Cumulative Seismic Damage of Reinforced Concrete Columns: Variable Amplitude Tests
The findings from an experimental study to investigate cumulative seismic damage in reinforced concrete columns are presented. Fourteen identical half-scale concrete columns were fabricated and tested to failure. Results from Phase I testing, which included constant amplitude tests to determine the low-cycle fatigue characteristics of the rectangular concrete column, were presented in a companion paper. This paper summarizes results of variable amplitude tests. The imposed displacement histories were obtained from analytical simulations of the model column subjected to a series of earthquakes. Test observations indicate that failure is generally initiated by confinement inadequacy and the rupture of the transverse hoop reinforcement. The tests also demonstrated the potential for low-cycle fatigue fracture of the main longitudinal steel when the specimen was subjected to relatively larger displacement amplitudes. A fatigue-based damage model, derived from the constant-amplitude tests completed in Phase I testing, was applied to the observed response of the three specimens tested in this phase. Findings from the study indicate that the energy capacity of members is ductility-dependent and that fatigue-based damage models offer a reliable means of assessing seismic structural performance.

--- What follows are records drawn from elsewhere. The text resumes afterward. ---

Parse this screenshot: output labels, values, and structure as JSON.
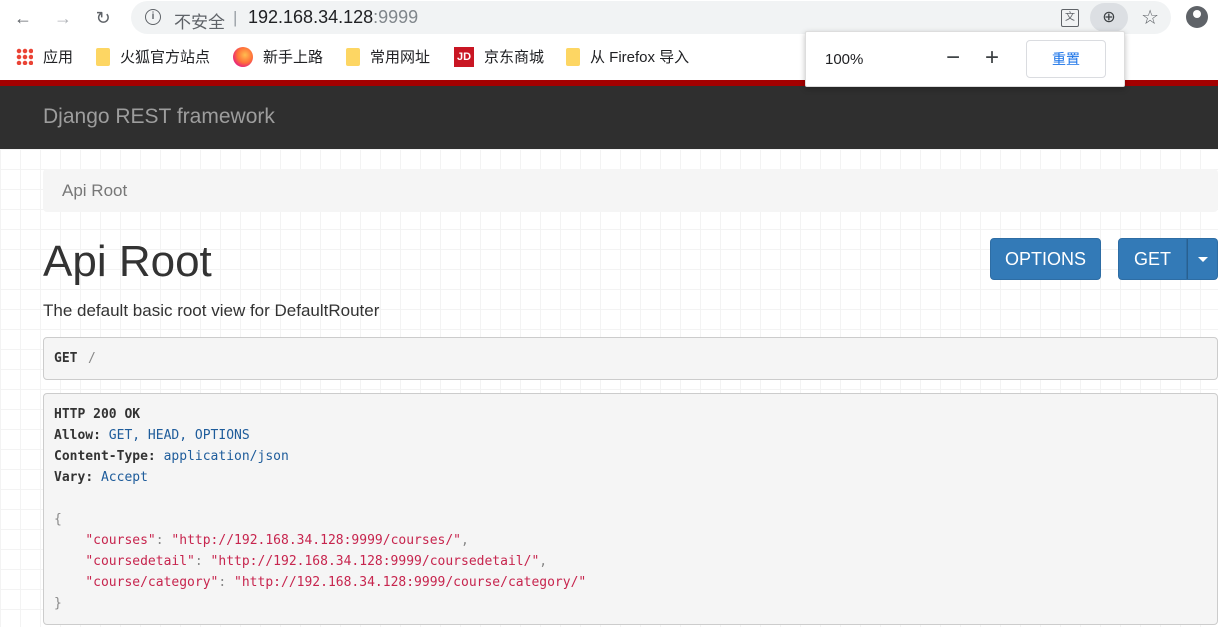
{
  "browser": {
    "insecure_label": "不安全",
    "separator": "|",
    "url_host": "192.168.34.128",
    "url_port": ":9999",
    "bookmarks": [
      {
        "label": "应用"
      },
      {
        "label": "火狐官方站点"
      },
      {
        "label": "新手上路"
      },
      {
        "label": "常用网址"
      },
      {
        "label": "京东商城"
      },
      {
        "label": "从 Firefox 导入"
      }
    ],
    "jd_icon_text": "JD",
    "zoom_popup": {
      "level": "100%",
      "minus": "−",
      "plus": "+",
      "reset": "重置"
    }
  },
  "drf": {
    "brand": "Django REST framework",
    "breadcrumb": "Api Root",
    "title": "Api Root",
    "options_button": "OPTIONS",
    "get_button": "GET",
    "description": "The default basic root view for DefaultRouter",
    "request": {
      "method": "GET",
      "path": "/"
    },
    "response": {
      "status": "HTTP 200 OK",
      "headers": [
        {
          "name": "Allow",
          "value": "GET, HEAD, OPTIONS"
        },
        {
          "name": "Content-Type",
          "value": "application/json"
        },
        {
          "name": "Vary",
          "value": "Accept"
        }
      ],
      "open_brace": "{",
      "close_brace": "}",
      "entries": [
        {
          "key": "\"courses\"",
          "value": "\"http://192.168.34.128:9999/courses/\"",
          "sep": ","
        },
        {
          "key": "\"coursedetail\"",
          "value": "\"http://192.168.34.128:9999/coursedetail/\"",
          "sep": ","
        },
        {
          "key": "\"course/category\"",
          "value": "\"http://192.168.34.128:9999/course/category/\"",
          "sep": ""
        }
      ]
    }
  }
}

G. H. Xing et al., "Cumulative Seismic Damage of Reinforced Concrete Columns: Variable Amplitude Tests", Applied Mechanics and Materials, Vols. 52-54, pp. 740-744, 2011